● WHAT TO WORK ON: Exactly as written, set down each line of the data below except its pictures.

───

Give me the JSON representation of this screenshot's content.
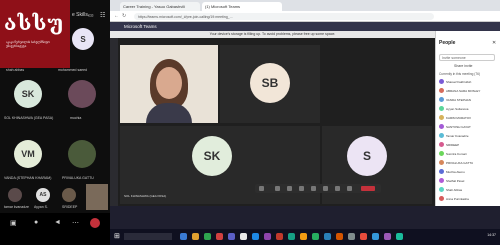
{
  "logo": {
    "letters": "ასსუ",
    "subtitle": "აკაკი წერეთლის სახელმწიფო უნივერსიტეტი"
  },
  "phone": {
    "title": "e Skills...",
    "participants": [
      {
        "initials": "S",
        "name": ""
      },
      {
        "initials": "",
        "name": "shah abbas"
      },
      {
        "initials": "",
        "name": "mohammed saeed"
      },
      {
        "initials": "SK",
        "name": "SOL KHINASHWA (GEA PASA)"
      },
      {
        "initials": "",
        "name": "muchia"
      },
      {
        "initials": "VM",
        "name": "VANDA (STEPHAN KHARAM)"
      },
      {
        "initials": "",
        "name": "PRIVALUKA GATTU"
      }
    ],
    "bottom": [
      {
        "initials": "",
        "name": "tamar kvanadze"
      },
      {
        "initials": "AS",
        "name": "Ayyan S."
      },
      {
        "initials": "",
        "name": "SRIDEEP"
      }
    ]
  },
  "browser": {
    "tabs": [
      "Career Training - Yasuo Gabashvili",
      "(1) Microsoft Teams"
    ],
    "url": "https://teams.microsoft.com/_#/pre-join-calling/19:meeting_..."
  },
  "teams": {
    "app_title": "Microsoft Teams",
    "banner": "Your device's storage is filling up. To avoid problems, please free up some space."
  },
  "meeting": {
    "tiles": [
      {
        "initials": "",
        "name": ""
      },
      {
        "initials": "SB",
        "name": ""
      },
      {
        "initials": "SK",
        "name": "SOL KHINASHWA (GEA PASA)"
      },
      {
        "initials": "S",
        "name": ""
      }
    ]
  },
  "people": {
    "header": "People",
    "invite_placeholder": "Invite someone",
    "share": "Share invite",
    "section": "Currently in this meeting (76)",
    "list": [
      {
        "name": "Shareef Fakhrulloh",
        "color": "#7a5bd6"
      },
      {
        "name": "ABRANA SARA MOSLEY",
        "color": "#d66b5b"
      },
      {
        "name": "VANDA STEPHAN",
        "color": "#5b9bd6"
      },
      {
        "name": "Ayyan Sultanova",
        "color": "#5bd69a"
      },
      {
        "name": "KARIM MURATOV",
        "color": "#d6b25b"
      },
      {
        "name": "SANTOSH GAYAT",
        "color": "#a35bd6"
      },
      {
        "name": "Tamar Kvanadze",
        "color": "#5bbcd6"
      },
      {
        "name": "SRIDEEP",
        "color": "#d65b8f"
      },
      {
        "name": "Sumitra Kumari",
        "color": "#6bd65b"
      },
      {
        "name": "PRIVALUKA GATTU",
        "color": "#d6875b"
      },
      {
        "name": "Muchia Alemu",
        "color": "#5b6bd6"
      },
      {
        "name": "Sheffali Pavel",
        "color": "#b05bd6"
      },
      {
        "name": "Shah Abbas",
        "color": "#5bd6c4"
      },
      {
        "name": "Anna Purnikasha",
        "color": "#d65b5b"
      }
    ]
  },
  "clock": {
    "time": "14:37",
    "date": "7/29/2023"
  }
}
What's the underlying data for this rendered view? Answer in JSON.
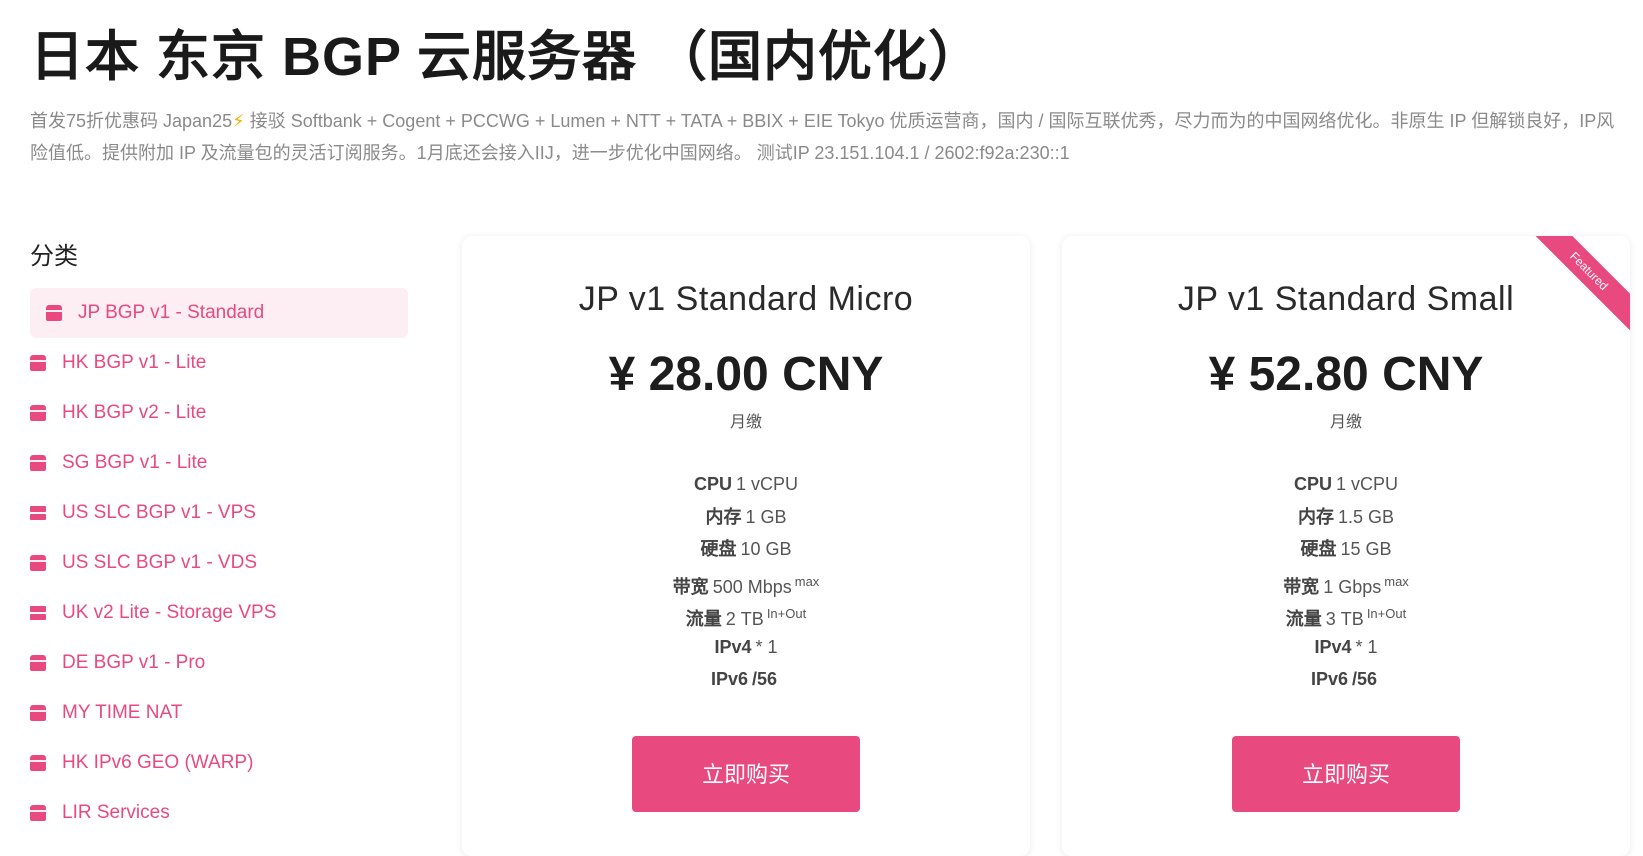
{
  "page": {
    "title": "日本 东京 BGP 云服务器 （国内优化）",
    "description_before_icon": "首发75折优惠码 Japan25",
    "description_after_icon": " 接驳 Softbank + Cogent + PCCWG + Lumen + NTT + TATA + BBIX + EIE Tokyo 优质运营商，国内 / 国际互联优秀，尽力而为的中国网络优化。非原生 IP 但解锁良好，IP风险值低。提供附加 IP 及流量包的灵活订阅服务。1月底还会接入IIJ，进一步优化中国网络。 测试IP 23.151.104.1 / 2602:f92a:230::1",
    "lightning_icon": "lightning-icon",
    "lightning_color": "#f5b400"
  },
  "sidebar": {
    "title": "分类",
    "items": [
      {
        "label": "JP BGP v1 - Standard",
        "icon": "box-icon",
        "active": true
      },
      {
        "label": "HK BGP v1 - Lite",
        "icon": "box-icon"
      },
      {
        "label": "HK BGP v2 - Lite",
        "icon": "box-icon"
      },
      {
        "label": "SG BGP v1 - Lite",
        "icon": "box-icon"
      },
      {
        "label": "US SLC BGP v1 - VPS",
        "icon": "server-icon"
      },
      {
        "label": "US SLC BGP v1 - VDS",
        "icon": "box-icon"
      },
      {
        "label": "UK v2 Lite - Storage VPS",
        "icon": "server-icon"
      },
      {
        "label": "DE BGP v1 - Pro",
        "icon": "box-icon"
      },
      {
        "label": "MY TIME NAT",
        "icon": "box-icon"
      },
      {
        "label": "HK IPv6 GEO (WARP)",
        "icon": "box-icon"
      },
      {
        "label": "LIR Services",
        "icon": "box-icon"
      }
    ]
  },
  "products": [
    {
      "name": "JP v1 Standard Micro",
      "price": "¥ 28.00 CNY",
      "cycle": "月缴",
      "specs": {
        "cpu_label": "CPU",
        "cpu_value": "1 vCPU",
        "ram_label": "内存",
        "ram_value": "1 GB",
        "disk_label": "硬盘",
        "disk_value": "10 GB",
        "bw_label": "带宽",
        "bw_value": "500 Mbps",
        "bw_sup": "max",
        "traffic_label": "流量",
        "traffic_value": "2 TB",
        "traffic_sup": "In+Out",
        "ipv4_label": "IPv4",
        "ipv4_value": "* 1",
        "ipv6_label": "IPv6",
        "ipv6_value": "/56"
      },
      "button": "立即购买"
    },
    {
      "name": "JP v1 Standard Small",
      "price": "¥ 52.80 CNY",
      "cycle": "月缴",
      "badge": "Featured",
      "specs": {
        "cpu_label": "CPU",
        "cpu_value": "1 vCPU",
        "ram_label": "内存",
        "ram_value": "1.5 GB",
        "disk_label": "硬盘",
        "disk_value": "15 GB",
        "bw_label": "带宽",
        "bw_value": "1 Gbps",
        "bw_sup": "max",
        "traffic_label": "流量",
        "traffic_value": "3 TB",
        "traffic_sup": "In+Out",
        "ipv4_label": "IPv4",
        "ipv4_value": "* 1",
        "ipv6_label": "IPv6",
        "ipv6_value": "/56"
      },
      "button": "立即购买"
    }
  ],
  "colors": {
    "accent": "#e8497f",
    "active_bg": "#fdeef3",
    "text_muted": "#8a8a8a"
  }
}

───

● TASK SOLUTION:
Give me the JSON representation of this screenshot's content.
{
  "logo": {
    "letters": "ასსუ",
    "subtitle": "აკაკი წერეთლის სახელმწიფო უნივერსიტეტი"
  },
  "phone": {
    "title": "e Skills...",
    "participants": [
      {
        "initials": "S",
        "name": ""
      },
      {
        "initials": "",
        "name": "shah abbas"
      },
      {
        "initials": "",
        "name": "mohammed saeed"
      },
      {
        "initials": "SK",
        "name": "SOL KHINASHWA (GEA PASA)"
      },
      {
        "initials": "",
        "name": "muchia"
      },
      {
        "initials": "VM",
        "name": "VANDA (STEPHAN KHARAM)"
      },
      {
        "initials": "",
        "name": "PRIVALUKA GATTU"
      }
    ],
    "bottom": [
      {
        "initials": "",
        "name": "tamar kvanadze"
      },
      {
        "initials": "AS",
        "name": "Ayyan S."
      },
      {
        "initials": "",
        "name": "SRIDEEP"
      }
    ]
  },
  "browser": {
    "tabs": [
      "Career Training - Yasuo Gabashvili",
      "(1) Microsoft Teams"
    ],
    "url": "https://teams.microsoft.com/_#/pre-join-calling/19:meeting_..."
  },
  "teams": {
    "app_title": "Microsoft Teams",
    "banner": "Your device's storage is filling up. To avoid problems, please free up some space."
  },
  "meeting": {
    "tiles": [
      {
        "initials": "",
        "name": ""
      },
      {
        "initials": "SB",
        "name": ""
      },
      {
        "initials": "SK",
        "name": "SOL KHINASHWA (GEA PASA)"
      },
      {
        "initials": "S",
        "name": ""
      }
    ]
  },
  "people": {
    "header": "People",
    "invite_placeholder": "Invite someone",
    "share": "Share invite",
    "section": "Currently in this meeting (76)",
    "list": [
      {
        "name": "Shareef Fakhrulloh",
        "color": "#7a5bd6"
      },
      {
        "name": "ABRANA SARA MOSLEY",
        "color": "#d66b5b"
      },
      {
        "name": "VANDA STEPHAN",
        "color": "#5b9bd6"
      },
      {
        "name": "Ayyan Sultanova",
        "color": "#5bd69a"
      },
      {
        "name": "KARIM MURATOV",
        "color": "#d6b25b"
      },
      {
        "name": "SANTOSH GAYAT",
        "color": "#a35bd6"
      },
      {
        "name": "Tamar Kvanadze",
        "color": "#5bbcd6"
      },
      {
        "name": "SRIDEEP",
        "color": "#d65b8f"
      },
      {
        "name": "Sumitra Kumari",
        "color": "#6bd65b"
      },
      {
        "name": "PRIVALUKA GATTU",
        "color": "#d6875b"
      },
      {
        "name": "Muchia Alemu",
        "color": "#5b6bd6"
      },
      {
        "name": "Sheffali Pavel",
        "color": "#b05bd6"
      },
      {
        "name": "Shah Abbas",
        "color": "#5bd6c4"
      },
      {
        "name": "Anna Purnikasha",
        "color": "#d65b5b"
      }
    ]
  },
  "clock": {
    "time": "14:37",
    "date": "7/29/2023"
  }
}
What's the underlying data for this rendered view? Answer in JSON.
{
  "page": {
    "title": "日本 东京 BGP 云服务器 （国内优化）",
    "description_before_icon": "首发75折优惠码 Japan25",
    "description_after_icon": " 接驳 Softbank + Cogent + PCCWG + Lumen + NTT + TATA + BBIX + EIE Tokyo 优质运营商，国内 / 国际互联优秀，尽力而为的中国网络优化。非原生 IP 但解锁良好，IP风险值低。提供附加 IP 及流量包的灵活订阅服务。1月底还会接入IIJ，进一步优化中国网络。 测试IP 23.151.104.1 / 2602:f92a:230::1",
    "lightning_icon": "lightning-icon",
    "lightning_color": "#f5b400"
  },
  "sidebar": {
    "title": "分类",
    "items": [
      {
        "label": "JP BGP v1 - Standard",
        "icon": "box-icon",
        "active": true
      },
      {
        "label": "HK BGP v1 - Lite",
        "icon": "box-icon"
      },
      {
        "label": "HK BGP v2 - Lite",
        "icon": "box-icon"
      },
      {
        "label": "SG BGP v1 - Lite",
        "icon": "box-icon"
      },
      {
        "label": "US SLC BGP v1 - VPS",
        "icon": "server-icon"
      },
      {
        "label": "US SLC BGP v1 - VDS",
        "icon": "box-icon"
      },
      {
        "label": "UK v2 Lite - Storage VPS",
        "icon": "server-icon"
      },
      {
        "label": "DE BGP v1 - Pro",
        "icon": "box-icon"
      },
      {
        "label": "MY TIME NAT",
        "icon": "box-icon"
      },
      {
        "label": "HK IPv6 GEO (WARP)",
        "icon": "box-icon"
      },
      {
        "label": "LIR Services",
        "icon": "box-icon"
      }
    ]
  },
  "products": [
    {
      "name": "JP v1 Standard Micro",
      "price": "¥ 28.00 CNY",
      "cycle": "月缴",
      "specs": {
        "cpu_label": "CPU",
        "cpu_value": "1 vCPU",
        "ram_label": "内存",
        "ram_value": "1 GB",
        "disk_label": "硬盘",
        "disk_value": "10 GB",
        "bw_label": "带宽",
        "bw_value": "500 Mbps",
        "bw_sup": "max",
        "traffic_label": "流量",
        "traffic_value": "2 TB",
        "traffic_sup": "In+Out",
        "ipv4_label": "IPv4",
        "ipv4_value": "* 1",
        "ipv6_label": "IPv6",
        "ipv6_value": "/56"
      },
      "button": "立即购买"
    },
    {
      "name": "JP v1 Standard Small",
      "price": "¥ 52.80 CNY",
      "cycle": "月缴",
      "badge": "Featured",
      "specs": {
        "cpu_label": "CPU",
        "cpu_value": "1 vCPU",
        "ram_label": "内存",
        "ram_value": "1.5 GB",
        "disk_label": "硬盘",
        "disk_value": "15 GB",
        "bw_label": "带宽",
        "bw_value": "1 Gbps",
        "bw_sup": "max",
        "traffic_label": "流量",
        "traffic_value": "3 TB",
        "traffic_sup": "In+Out",
        "ipv4_label": "IPv4",
        "ipv4_value": "* 1",
        "ipv6_label": "IPv6",
        "ipv6_value": "/56"
      },
      "button": "立即购买"
    }
  ],
  "colors": {
    "accent": "#e8497f",
    "active_bg": "#fdeef3",
    "text_muted": "#8a8a8a"
  }
}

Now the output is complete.